Directions | Bring together every line in the data that includes "Boundary".

───── Information

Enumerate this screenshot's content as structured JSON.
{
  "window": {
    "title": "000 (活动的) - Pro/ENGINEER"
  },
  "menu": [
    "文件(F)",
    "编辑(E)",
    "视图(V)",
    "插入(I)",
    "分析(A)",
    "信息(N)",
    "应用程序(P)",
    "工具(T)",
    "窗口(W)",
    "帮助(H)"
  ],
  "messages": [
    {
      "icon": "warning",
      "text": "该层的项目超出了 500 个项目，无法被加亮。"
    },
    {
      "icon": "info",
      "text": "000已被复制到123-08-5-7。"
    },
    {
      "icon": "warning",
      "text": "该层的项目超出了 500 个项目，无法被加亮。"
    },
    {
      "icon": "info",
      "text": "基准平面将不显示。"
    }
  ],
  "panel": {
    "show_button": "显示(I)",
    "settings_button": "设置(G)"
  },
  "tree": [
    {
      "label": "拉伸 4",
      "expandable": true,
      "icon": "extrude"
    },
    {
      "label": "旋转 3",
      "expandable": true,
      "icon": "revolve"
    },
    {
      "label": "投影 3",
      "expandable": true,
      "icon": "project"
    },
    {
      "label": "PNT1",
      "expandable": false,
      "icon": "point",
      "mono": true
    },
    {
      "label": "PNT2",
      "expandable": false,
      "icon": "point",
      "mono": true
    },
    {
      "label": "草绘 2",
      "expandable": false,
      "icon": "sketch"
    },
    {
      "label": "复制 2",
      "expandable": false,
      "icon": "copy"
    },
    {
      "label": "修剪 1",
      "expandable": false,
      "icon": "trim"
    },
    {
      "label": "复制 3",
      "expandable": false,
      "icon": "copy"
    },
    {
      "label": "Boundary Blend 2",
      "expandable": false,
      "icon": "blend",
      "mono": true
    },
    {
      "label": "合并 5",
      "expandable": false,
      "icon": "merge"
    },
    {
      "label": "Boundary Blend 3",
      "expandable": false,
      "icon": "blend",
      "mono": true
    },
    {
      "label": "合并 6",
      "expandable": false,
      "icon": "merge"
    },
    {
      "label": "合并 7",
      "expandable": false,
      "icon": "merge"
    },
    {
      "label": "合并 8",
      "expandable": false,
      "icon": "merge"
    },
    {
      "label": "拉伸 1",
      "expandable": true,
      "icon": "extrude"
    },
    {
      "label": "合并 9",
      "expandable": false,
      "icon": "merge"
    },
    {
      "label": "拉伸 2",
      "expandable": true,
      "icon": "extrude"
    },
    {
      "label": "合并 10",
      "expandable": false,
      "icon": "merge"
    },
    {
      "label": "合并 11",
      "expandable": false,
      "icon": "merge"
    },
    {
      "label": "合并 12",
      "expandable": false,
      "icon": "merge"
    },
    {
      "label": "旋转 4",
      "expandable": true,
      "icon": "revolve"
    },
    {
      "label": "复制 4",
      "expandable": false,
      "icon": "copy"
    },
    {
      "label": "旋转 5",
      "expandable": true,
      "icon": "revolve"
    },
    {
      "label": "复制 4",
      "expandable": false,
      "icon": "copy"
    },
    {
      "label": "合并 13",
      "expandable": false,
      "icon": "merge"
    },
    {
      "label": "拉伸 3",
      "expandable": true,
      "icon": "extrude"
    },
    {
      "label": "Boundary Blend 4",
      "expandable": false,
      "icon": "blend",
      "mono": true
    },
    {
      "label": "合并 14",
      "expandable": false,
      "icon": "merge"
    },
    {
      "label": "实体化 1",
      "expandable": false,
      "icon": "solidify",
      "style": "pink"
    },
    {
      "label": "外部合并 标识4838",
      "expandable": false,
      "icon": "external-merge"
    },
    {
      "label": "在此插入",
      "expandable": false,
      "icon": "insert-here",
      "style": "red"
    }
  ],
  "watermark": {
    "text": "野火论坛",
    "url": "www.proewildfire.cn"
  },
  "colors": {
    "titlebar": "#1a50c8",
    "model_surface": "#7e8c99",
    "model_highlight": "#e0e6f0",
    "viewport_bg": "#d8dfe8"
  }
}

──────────

Written solution |
      "label": "Boundary Blend 2",
      "label": "Boundary Blend 3",
      "label": "Boundary Blend 4",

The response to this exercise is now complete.